Easy to admire but tough to love, Japanese quartet Lite deliver the sort of balance-troubling post-rock with math overtones that gets tech-heads in a giddy spin of pleasure, but the rest of us who savour the occasional melody wishing they’d ease off just a tiny bit.
Phantasia is the Tokyo-based band’s second long-player, and arrives after some impressive career developments: they played the Fuji Rock Festival, released a split CD with Funanori (who count ex-Minutemen member Mike Watt among their number), and have toured the UK twice. The latter with little accompanying fanfare, we presume, since their shows slipped DiS by.
Nevertheless, much on Phantasia indicates they’d be a great live act: ‘Ef_’ opens in tone-setting style, guitar lines frenzied but calculated exactingly, ‘Black And White’ rides a slow-build _a la Russian Circles before its inevitable upping of intensity, and ‘Fade’ bursts from the speakers in a proggy muddle of directions that’s several parts Yes and a dozen King Crimson.
However, the quartet suffer from a degree of one-dimensionality, despite the odd breather piece like ‘Solitude’; too much of Phantasia fails to connect on a level other than that of technical appreciation, unlike the more measured output of countrymen Mono, with whom a few parallels can be drawn. Neither act uses vocals, and both rely heavily on well-telegraphed shifts in time signatures. The difference is that one conveys great emotional weight, and the other merely the fact that they can play, y’know, fucking amazingly.
Lite – the other, if that wasn’t clear – to some will sound as enchantingly preposterous as Mirrored did last year, and there’s no doubting Phantasia’s more jazz- and prog-indebted passages will appeal to fans of ‘70s acts once derided for their cape-wearing ways and endless drum solos.

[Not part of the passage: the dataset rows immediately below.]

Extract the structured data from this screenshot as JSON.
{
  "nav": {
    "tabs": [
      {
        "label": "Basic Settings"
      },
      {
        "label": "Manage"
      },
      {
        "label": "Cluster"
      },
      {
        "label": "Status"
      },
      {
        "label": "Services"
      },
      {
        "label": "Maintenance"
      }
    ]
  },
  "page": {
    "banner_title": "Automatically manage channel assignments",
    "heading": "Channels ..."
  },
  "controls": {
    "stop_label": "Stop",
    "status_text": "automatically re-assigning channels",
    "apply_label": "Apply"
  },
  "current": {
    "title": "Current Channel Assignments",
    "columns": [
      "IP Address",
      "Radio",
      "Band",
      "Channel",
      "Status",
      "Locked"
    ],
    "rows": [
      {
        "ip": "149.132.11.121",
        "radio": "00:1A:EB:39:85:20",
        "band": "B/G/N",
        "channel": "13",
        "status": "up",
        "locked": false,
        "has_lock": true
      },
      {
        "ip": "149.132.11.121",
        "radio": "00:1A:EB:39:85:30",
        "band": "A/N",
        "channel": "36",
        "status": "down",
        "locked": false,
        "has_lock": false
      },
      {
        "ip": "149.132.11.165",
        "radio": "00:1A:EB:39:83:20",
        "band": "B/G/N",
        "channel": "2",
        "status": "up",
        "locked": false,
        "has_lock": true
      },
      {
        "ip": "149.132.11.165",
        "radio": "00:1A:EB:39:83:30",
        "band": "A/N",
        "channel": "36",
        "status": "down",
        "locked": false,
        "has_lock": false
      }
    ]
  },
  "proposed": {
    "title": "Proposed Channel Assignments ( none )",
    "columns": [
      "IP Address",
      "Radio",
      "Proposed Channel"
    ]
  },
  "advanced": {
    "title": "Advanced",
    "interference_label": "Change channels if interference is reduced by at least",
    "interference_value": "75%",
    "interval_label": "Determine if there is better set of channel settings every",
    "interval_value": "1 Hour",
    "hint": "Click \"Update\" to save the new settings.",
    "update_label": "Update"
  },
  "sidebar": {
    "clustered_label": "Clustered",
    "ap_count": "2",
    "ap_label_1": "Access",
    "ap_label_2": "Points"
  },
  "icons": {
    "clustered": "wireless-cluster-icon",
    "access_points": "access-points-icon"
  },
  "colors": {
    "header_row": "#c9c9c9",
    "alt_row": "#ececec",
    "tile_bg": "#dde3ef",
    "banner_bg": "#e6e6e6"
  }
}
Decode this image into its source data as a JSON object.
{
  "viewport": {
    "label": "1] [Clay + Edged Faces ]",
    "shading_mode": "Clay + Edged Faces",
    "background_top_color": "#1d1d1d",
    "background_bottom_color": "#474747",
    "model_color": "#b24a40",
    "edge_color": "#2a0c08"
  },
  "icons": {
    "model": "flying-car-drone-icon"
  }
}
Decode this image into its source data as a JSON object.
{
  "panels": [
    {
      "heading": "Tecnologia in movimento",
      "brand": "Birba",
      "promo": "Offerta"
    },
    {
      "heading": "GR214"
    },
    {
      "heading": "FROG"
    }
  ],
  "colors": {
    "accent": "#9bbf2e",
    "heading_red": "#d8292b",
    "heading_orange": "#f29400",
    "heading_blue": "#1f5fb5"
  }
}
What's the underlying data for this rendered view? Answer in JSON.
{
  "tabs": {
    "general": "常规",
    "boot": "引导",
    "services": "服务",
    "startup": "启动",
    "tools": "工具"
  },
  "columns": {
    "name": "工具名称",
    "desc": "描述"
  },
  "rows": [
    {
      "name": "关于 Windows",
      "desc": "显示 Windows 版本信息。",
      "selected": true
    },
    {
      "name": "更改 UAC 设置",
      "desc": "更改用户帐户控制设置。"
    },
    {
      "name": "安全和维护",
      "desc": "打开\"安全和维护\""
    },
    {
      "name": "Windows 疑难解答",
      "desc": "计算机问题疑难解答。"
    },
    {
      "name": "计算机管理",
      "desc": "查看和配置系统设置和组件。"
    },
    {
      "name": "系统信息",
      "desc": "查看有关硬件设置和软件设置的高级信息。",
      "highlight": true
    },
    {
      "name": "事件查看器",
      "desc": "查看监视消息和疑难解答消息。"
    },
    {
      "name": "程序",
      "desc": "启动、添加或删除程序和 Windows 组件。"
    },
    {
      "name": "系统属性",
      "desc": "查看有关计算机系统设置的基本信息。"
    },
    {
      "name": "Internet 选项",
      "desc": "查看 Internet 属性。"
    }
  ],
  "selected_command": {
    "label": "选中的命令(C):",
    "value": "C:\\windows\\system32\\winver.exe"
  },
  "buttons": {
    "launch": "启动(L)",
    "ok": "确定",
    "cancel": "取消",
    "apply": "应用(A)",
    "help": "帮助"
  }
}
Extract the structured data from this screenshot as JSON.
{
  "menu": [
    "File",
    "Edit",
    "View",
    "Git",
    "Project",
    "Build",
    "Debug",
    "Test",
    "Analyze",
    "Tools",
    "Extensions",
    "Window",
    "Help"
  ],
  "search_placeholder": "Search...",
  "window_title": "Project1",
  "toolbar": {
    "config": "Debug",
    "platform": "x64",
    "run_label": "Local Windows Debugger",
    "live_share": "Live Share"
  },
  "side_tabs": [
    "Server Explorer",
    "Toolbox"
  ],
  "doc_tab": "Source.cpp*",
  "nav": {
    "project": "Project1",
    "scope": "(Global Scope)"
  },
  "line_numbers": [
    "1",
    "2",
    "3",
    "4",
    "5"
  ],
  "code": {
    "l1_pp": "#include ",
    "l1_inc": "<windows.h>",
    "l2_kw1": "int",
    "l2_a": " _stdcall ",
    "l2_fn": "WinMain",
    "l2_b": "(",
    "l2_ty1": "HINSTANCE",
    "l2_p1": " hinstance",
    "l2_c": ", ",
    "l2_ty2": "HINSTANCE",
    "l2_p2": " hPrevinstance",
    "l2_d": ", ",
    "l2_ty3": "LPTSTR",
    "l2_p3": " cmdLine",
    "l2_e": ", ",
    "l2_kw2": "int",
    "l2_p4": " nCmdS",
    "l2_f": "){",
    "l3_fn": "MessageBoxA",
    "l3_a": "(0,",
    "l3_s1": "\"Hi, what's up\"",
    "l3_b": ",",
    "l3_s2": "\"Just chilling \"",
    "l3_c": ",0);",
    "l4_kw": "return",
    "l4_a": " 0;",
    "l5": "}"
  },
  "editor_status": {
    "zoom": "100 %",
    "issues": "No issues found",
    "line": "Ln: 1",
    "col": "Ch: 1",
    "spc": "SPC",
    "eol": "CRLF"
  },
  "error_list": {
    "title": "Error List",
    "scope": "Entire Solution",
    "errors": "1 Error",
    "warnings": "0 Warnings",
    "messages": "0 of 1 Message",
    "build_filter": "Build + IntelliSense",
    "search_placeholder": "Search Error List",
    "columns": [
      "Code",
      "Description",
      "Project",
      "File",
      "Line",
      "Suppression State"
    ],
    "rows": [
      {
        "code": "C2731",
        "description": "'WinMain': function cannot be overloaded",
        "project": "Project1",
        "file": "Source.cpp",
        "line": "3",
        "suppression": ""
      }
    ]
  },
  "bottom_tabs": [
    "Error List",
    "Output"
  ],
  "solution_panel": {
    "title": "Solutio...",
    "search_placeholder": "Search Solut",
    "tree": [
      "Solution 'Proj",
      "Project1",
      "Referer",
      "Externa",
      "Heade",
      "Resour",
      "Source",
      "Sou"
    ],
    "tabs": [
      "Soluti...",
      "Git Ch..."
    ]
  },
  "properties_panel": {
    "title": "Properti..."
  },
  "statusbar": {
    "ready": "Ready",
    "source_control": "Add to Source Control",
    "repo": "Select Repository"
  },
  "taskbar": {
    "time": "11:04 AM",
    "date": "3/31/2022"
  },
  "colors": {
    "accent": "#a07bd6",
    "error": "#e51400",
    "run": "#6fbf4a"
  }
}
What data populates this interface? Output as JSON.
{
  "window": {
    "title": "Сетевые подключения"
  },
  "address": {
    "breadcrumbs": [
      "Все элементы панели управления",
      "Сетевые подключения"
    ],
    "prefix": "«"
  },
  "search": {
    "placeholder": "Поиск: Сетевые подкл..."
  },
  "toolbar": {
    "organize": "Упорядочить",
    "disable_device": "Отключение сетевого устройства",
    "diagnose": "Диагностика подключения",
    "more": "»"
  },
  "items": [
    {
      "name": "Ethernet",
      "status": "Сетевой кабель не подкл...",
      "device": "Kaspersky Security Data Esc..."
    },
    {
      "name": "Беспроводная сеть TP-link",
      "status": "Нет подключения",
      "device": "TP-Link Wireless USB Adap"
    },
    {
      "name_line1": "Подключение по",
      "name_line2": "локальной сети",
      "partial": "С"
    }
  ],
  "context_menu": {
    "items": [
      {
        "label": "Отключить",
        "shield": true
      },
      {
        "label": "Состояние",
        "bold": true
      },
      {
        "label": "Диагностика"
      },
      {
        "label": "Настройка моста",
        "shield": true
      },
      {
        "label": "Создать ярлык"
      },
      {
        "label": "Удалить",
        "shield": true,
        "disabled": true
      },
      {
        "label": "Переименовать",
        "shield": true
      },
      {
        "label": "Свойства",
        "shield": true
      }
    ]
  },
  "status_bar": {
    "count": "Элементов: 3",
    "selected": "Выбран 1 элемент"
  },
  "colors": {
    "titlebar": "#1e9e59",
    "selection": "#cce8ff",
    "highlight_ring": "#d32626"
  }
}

But to ears that’ve been around this same old block a few times it’s maybe an instrumental album of astute prowess as its USP too many.
More soul, less skill: not something you’d encourage in too many bands, but Lite could try playing from their hearts more often than their heads if they’re after a decent audience come their third UK tour.
6Mike Diver's Score